Although gas stations are not classified with divisions, Figure 1 serves as a useful illustration of the differences between Division 1 and Division 2. At this hypothetical gas station, Division 1 locations are where an explosive material (gasoline) is present under normal conditions, and the Division 2 location is where ignition or explosion of materials would happen only under the abnormal conditions of a containment failure that results in a leak or spill.
Group classifications directly follow from the class categories. Groups are based on the ignition temperatures and explosive pressures of Class I and Class II materials. (Note that Class III fibers and flyings, such as hemp, cocoa fiber, and cotton, have no specific groupings.) Group classifications are based on the behaviour of hazardous material after it has been ignited.
Gases and vapors (Class I materials), the most common hazard in industrial chemical environments, are divided into four groups based on maximum explosive pressures. Group A includes only acetylene, a colorless hydrocarbon gas that creates an intense explosion when ignited. Group D, in contrast, contains materials such as ammonia and propane, which will also explode, but will not react as violently as acetylene (Table 1).

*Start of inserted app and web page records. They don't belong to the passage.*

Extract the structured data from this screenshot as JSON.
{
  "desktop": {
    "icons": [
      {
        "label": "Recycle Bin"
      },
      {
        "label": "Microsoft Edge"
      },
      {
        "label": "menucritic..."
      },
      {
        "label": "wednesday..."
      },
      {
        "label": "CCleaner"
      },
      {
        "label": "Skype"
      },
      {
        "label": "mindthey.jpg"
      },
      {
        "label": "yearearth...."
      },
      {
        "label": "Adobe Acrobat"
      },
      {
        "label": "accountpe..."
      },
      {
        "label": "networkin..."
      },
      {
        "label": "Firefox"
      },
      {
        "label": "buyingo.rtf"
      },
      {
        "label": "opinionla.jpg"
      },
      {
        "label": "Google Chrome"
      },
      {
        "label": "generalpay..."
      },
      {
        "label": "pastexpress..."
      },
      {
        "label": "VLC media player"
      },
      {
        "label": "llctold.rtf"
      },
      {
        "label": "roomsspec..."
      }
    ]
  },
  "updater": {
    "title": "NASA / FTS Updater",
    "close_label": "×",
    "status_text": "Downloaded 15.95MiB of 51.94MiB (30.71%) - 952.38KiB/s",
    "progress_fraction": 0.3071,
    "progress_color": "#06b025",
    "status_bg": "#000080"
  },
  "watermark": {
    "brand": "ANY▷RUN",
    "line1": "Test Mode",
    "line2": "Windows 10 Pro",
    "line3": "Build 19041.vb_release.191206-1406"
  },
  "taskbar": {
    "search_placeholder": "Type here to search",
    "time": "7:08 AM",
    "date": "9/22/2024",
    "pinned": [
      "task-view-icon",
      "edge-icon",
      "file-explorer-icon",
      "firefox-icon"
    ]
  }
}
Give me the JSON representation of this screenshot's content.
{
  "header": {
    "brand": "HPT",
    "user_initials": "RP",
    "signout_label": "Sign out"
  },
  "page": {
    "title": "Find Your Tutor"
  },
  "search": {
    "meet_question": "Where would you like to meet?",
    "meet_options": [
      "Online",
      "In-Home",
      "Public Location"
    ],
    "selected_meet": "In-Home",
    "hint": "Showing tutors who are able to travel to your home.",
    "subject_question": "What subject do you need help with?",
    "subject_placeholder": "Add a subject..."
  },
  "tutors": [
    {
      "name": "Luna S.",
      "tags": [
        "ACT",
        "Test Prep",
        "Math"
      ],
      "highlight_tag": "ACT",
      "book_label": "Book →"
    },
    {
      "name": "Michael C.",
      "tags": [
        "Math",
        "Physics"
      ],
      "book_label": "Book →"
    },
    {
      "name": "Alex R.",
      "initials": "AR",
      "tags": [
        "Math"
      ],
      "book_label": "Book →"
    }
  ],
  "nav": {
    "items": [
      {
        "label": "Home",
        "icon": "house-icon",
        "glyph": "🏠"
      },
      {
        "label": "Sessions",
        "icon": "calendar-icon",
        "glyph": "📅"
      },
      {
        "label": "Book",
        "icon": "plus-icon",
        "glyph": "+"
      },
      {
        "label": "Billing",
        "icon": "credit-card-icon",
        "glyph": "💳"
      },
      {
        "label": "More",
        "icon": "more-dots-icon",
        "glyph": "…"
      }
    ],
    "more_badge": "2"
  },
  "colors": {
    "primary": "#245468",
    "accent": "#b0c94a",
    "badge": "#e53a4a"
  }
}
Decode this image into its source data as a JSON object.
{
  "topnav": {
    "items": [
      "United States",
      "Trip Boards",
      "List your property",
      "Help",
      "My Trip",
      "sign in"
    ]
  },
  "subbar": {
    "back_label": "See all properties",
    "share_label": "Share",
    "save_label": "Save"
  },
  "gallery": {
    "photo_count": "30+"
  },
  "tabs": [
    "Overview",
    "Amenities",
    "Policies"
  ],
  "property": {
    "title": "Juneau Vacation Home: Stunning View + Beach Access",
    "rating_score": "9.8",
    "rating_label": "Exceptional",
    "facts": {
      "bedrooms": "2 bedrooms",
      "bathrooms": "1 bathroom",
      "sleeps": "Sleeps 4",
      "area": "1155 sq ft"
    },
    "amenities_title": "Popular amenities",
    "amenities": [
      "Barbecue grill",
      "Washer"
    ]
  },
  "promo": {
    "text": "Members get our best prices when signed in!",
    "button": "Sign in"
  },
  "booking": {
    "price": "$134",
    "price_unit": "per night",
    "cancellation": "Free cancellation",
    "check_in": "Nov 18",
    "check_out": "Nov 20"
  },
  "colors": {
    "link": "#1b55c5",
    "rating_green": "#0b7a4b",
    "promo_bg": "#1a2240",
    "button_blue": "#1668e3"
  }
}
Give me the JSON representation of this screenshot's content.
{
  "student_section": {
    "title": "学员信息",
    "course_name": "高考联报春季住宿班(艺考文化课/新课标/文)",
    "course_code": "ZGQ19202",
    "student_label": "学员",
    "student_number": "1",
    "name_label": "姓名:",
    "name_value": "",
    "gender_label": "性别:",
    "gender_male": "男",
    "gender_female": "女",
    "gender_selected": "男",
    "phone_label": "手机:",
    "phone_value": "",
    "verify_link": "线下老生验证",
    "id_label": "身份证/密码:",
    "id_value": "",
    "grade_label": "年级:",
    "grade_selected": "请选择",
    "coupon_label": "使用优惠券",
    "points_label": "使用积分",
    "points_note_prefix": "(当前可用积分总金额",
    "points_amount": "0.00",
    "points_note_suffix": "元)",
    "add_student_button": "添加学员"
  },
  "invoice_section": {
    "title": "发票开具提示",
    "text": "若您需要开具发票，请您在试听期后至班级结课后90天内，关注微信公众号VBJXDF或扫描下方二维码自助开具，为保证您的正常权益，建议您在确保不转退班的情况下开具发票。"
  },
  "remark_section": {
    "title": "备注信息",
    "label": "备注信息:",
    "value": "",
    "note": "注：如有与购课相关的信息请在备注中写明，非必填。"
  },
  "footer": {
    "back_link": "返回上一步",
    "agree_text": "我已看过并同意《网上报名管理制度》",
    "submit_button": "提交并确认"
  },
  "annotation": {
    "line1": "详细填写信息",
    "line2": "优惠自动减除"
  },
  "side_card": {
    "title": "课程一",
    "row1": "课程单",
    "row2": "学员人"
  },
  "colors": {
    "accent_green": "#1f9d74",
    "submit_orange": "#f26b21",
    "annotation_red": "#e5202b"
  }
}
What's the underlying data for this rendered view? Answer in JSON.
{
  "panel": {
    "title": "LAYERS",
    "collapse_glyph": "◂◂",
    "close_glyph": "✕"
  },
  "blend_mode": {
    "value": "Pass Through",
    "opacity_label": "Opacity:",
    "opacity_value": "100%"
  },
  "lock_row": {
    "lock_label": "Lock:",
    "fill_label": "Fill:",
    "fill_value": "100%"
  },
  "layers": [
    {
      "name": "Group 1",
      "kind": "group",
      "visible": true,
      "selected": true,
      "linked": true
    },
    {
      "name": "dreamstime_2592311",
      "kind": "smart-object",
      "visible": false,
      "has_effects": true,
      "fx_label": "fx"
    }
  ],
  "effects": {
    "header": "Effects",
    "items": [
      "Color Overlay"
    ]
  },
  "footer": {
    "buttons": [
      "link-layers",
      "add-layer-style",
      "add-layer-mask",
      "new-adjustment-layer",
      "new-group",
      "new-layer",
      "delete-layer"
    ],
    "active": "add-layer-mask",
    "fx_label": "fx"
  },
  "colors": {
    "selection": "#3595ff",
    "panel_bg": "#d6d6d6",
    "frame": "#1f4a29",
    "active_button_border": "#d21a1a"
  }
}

Table 1. Examples of Class I and Class II Hazardous Materials
The final piece of information that is needed to classify a hazardous location is the autoignition temperature (AIT; also known as the minimum ignition temperature or kindling point) of hazardous materials. The AIT refers to the minimum temperature at which there is sufficient energy for a material to ignite spontaneously, even without a spark, flame, or other source of ignition.
The theoretical AITs of hazardous materials are determined through standard testing procedures. In practice, however, actual AITs may vary significantly from published values because AIT is affected by several factors, including oxygen concentration, pressure, and system volume. Therefore, literature values of AIT should be considered guides rather than definitive parameters for the safe operation of electric motors.
AITs for Mixtures
Another important consideration is that the AITs of mixtures of hazardous gases cannot easily be determined and guides are not available. A common solution is to consider only the lowest AIT of all the component gases, although this approach is likely to be overly conservative. There is no easy solution here, as good judgement will only come from practical experience in the field. The AITs of various Class I hazardous materials are provided in Table 2.
Table 2. Autoignition Temperatures of Class I Materials
|Class I||Divisions 1 and 2||B||Butadiene|
In the next article, we will look at the international IEC classifications and contrast them to the NEC and CEC classifications.
1. National Fire Protection Association, National Electrical Code, NFPA 70, NFPA, Quincy, MA (2011).
2. Canadian Standards Association, Canadian Electrical Code, C22.1, CSA, Mississauga, ON (2009).